After returnng back to where I was staying in the evening I had a French potato pie (which I ate with a knife and fork rather than chopsticks for a change.) and some traditional Japanese dessert before sitting down after dinner to watch Hull play Liverpool on Japanese TV. Even though I don’t normally like football this match was great and had a nailbiting finish. After that I watched a Japanese antiques program which went into the history of the time/pieces in great detail so would be great if you spoke Japanese.
I took the train up from Wellington to Auckland on Saturday which was pretty good and the train left early on Saturday morning for it’s journey first along the coast and then through the mountains. Unfortunately the windows are far too shiny to really get a good photo and there is too much pollen on the viewing platform for me. We did stop at lunchtime which gave me a chance for a quick walk as I’d already had some sandwiches on the train.

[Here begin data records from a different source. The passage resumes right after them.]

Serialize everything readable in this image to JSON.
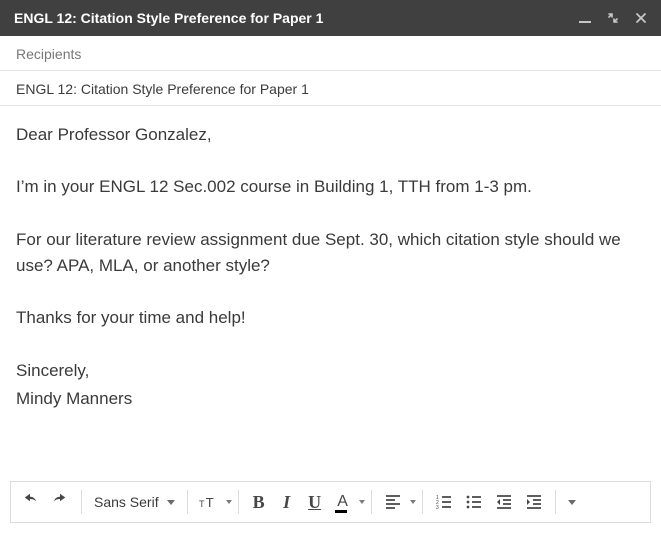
{
  "window": {
    "title": "ENGL 12: Citation Style Preference for Paper 1"
  },
  "header": {
    "recipients_placeholder": "Recipients",
    "subject": "ENGL 12: Citation Style Preference for Paper 1"
  },
  "body": {
    "p1": "Dear Professor Gonzalez,",
    "p2": "I’m in your ENGL 12 Sec.002 course in Building 1, TTH from 1-3 pm.",
    "p3": "For our literature review assignment due Sept. 30, which citation style should we use? APA, MLA, or another style?",
    "p4": "Thanks for your time and help!",
    "p5": "Sincerely,",
    "p6": "Mindy Manners"
  },
  "toolbar": {
    "font_family": "Sans Serif",
    "bold": "B",
    "italic": "I",
    "underline": "U",
    "color": "A"
  }
}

We arrived into Auckland in the evening (though 1.5 hours late which I wasn’t at all happy about – the reason was that the track was too hot.) and once there I went to sleep before my early 7.30am flight to Brisbane. For this flight I got up at 4.25am which is ungodly and then as the airport bus was early (4:40 not 4:44 as it was supposed to be.) I had to run up a 1:4 hill to catch it before collapsing on the floor of the bus (you try it with a 18kg rucksack – I’m not in the army.). I did manage to get a shower at the airport in Auckland. The flight was uneventful except that I had to run for my plane at Brisbane and JALWAYS gave us lots of food and drink though the films were all absolutely terrible. The best one was about a playboy bunny and solority houses and I’m not even kidding. It was also followed by the worlds longest taxi into the airport.
After that I made my way through the friendly and efficient security checks (the other airport staff and people around the airport were friendly too – male and female :p) to get my Japan Rail Pass and train ticket to Shinjuku station. I should also mention how insanely reliable the Japanese trains are. The 18:10 rapid train that I didn’t catch shut it’s doors at 18:09:5x but was still standing in the station when my iPod touch went over to 18:10:00.
The track is also insanely smooth as it’s dark outside it doesn’t feel like the train is actually moving at all, ok it had stopped but I hadn’t noticed.
Further on on the journey we passed houses with garish Christmas lights though in general Tokyo is a lot darker with far fewer lights visible than in a Western city. The centre is still very bright though.
The other thing I’m immediately interested in discovering aside from the general culture is the technology. Japan has a reputation of being the most technologically advanced country on the planet, yet most of the most successful companies for 100 years have been American; from IBM to Microsoft to Apple and Google today.